### Input for this task

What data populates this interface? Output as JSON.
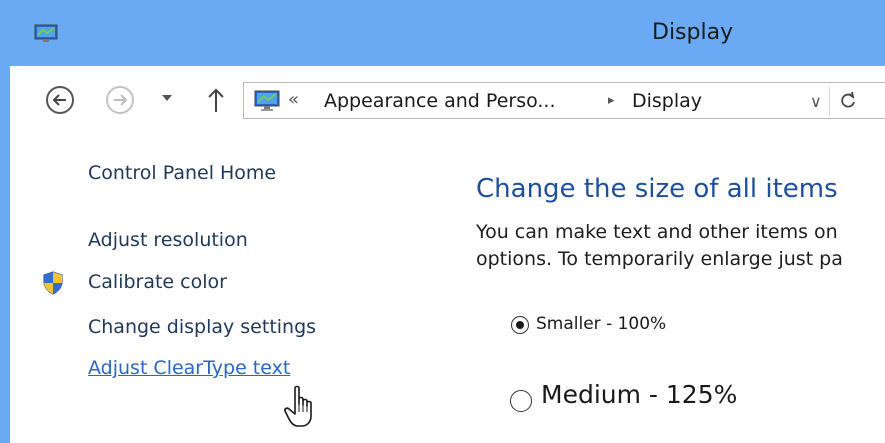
{
  "window": {
    "title": "Display"
  },
  "nav": {
    "address": {
      "chevron": "«",
      "crumb1": "Appearance and Perso...",
      "separator": "▸",
      "crumb2": "Display",
      "dropdown": "∨"
    }
  },
  "sidebar": {
    "items": [
      {
        "label": "Control Panel Home"
      },
      {
        "label": "Adjust resolution"
      },
      {
        "label": "Calibrate color"
      },
      {
        "label": "Change display settings"
      },
      {
        "label": "Adjust ClearType text"
      }
    ]
  },
  "main": {
    "heading": "Change the size of all items",
    "description_line1": "You can make text and other items on",
    "description_line2": "options. To temporarily enlarge just pa",
    "options": [
      {
        "label": "Smaller - 100%",
        "selected": true
      },
      {
        "label": "Medium - 125%",
        "selected": false
      }
    ]
  },
  "colors": {
    "titlebar": "#6aaaf5",
    "heading": "#1e4f9e",
    "link": "#2b65c9"
  }
}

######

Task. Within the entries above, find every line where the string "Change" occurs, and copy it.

Problem solution.
        "label": "Change display settings"
    "heading": "Change the size of all items",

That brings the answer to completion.